With the holidays just around the corner, the question every marketer, retailer, and payments facilitator wants the answer to is – what will Millennials spend their hard-earned cash on?
Generations of choices
Every generation has its own distinct attitudes and experiences. And it’s no surprise their buying habits inevitably reflect these experiences. For the generations that experienced World War I, the Great Depression and then World War II, life had few luxuries apart from an afternoon at the football or movies, and an evening gathered around the radio.
The 1950s saw an explosion of new and affordable consumer goods enter the household. This included televisions, as well as bigger ranges of clothes, recorded music and entertainment choices that allowed the Baby Boomers to
For Generation X (born from the early 1960s until 1980), their choices included even more highly-individualised purchases like the Sony Walkman (launched 1979), and the handheld video game players like the Gameboy (launched 1989).
Millennials are the first ‘digitally-native’ generation, where connected devices, as well as cheap communications and travel have shaped very different spending habits to earlier generations.
Smart choices for Millennials
That most striking possession of virtually all Millennials, the smartphone, will continue to be central to their lives. But since most people upgrade their phones whenever their mobile contracts expire, only some will get new phones these holidays.
The big difference between Millennials and previous generations is their taste for experiences such as travel and entertainment instead of physical purchases.
A survey conducted by PwC found that Millennials are likely to spend just over half their holiday budgets on travel and entertainment, compared to thirty-nine per cent of spending by members of older generations. And almost half of Millennials will spend more this holiday than last year, compared to a quarter of older shoppers. Significantly, more than half of this spending will be on gifts for others.
When Millennials do look to purchase physical items, they will be intimately tied to experiences like keeping fit and healthy.
Australian Millennials are amongst the biggest buyers in the world of smart fitness bands, which track exercise activity. According to Deloitte, twenty-five per cent of Australian Millennials own one of these devices, and they expect the trend to continue, and include smartwatches like the Apple Watch.
Doing the right thing

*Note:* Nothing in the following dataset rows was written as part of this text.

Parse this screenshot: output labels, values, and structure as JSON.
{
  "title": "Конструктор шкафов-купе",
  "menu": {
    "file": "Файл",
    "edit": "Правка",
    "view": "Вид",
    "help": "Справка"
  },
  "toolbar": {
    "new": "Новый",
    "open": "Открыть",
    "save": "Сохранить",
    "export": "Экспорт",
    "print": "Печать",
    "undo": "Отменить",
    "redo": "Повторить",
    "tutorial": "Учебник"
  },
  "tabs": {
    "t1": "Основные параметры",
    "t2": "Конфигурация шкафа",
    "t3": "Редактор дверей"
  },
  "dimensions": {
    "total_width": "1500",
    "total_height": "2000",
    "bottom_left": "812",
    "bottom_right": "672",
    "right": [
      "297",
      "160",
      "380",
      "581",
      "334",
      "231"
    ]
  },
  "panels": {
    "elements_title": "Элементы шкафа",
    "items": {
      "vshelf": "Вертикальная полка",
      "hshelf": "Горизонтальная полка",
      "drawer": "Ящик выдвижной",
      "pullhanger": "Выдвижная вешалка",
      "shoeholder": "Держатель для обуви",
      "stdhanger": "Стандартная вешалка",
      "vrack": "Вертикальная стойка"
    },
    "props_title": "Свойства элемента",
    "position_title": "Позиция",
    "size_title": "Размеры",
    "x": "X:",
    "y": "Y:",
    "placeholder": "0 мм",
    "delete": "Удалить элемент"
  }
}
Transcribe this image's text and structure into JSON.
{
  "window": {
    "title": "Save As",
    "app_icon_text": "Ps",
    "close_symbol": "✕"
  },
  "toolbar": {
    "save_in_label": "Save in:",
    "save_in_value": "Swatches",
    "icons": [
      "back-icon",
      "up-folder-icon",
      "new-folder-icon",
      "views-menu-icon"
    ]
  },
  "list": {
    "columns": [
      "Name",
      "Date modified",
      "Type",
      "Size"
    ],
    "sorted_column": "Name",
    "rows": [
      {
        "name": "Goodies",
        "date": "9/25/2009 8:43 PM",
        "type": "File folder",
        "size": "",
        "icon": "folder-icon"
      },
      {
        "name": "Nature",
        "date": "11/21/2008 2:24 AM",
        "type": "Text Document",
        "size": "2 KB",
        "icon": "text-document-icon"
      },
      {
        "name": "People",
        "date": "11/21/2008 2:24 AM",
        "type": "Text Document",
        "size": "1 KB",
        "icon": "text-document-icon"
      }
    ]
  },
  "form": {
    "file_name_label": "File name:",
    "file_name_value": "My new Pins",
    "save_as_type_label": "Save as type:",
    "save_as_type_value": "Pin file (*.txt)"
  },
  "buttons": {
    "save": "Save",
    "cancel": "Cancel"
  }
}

As their connectedness to the rest of the world has brought a greater awareness of social and environmental issues, a key factor which influences Millennials’ choices is whether the businesses they buy from reflect their own values.
With forty-seven per cent telling a Deloitte survey they believed the purpose of businesses is to improve society and protect the environment, many Millennials do not buy only for themselves, but to promote a greater good. Whatever their line of business, companies which ‘do their bit’ will go a long way to winning over Millennials as customers.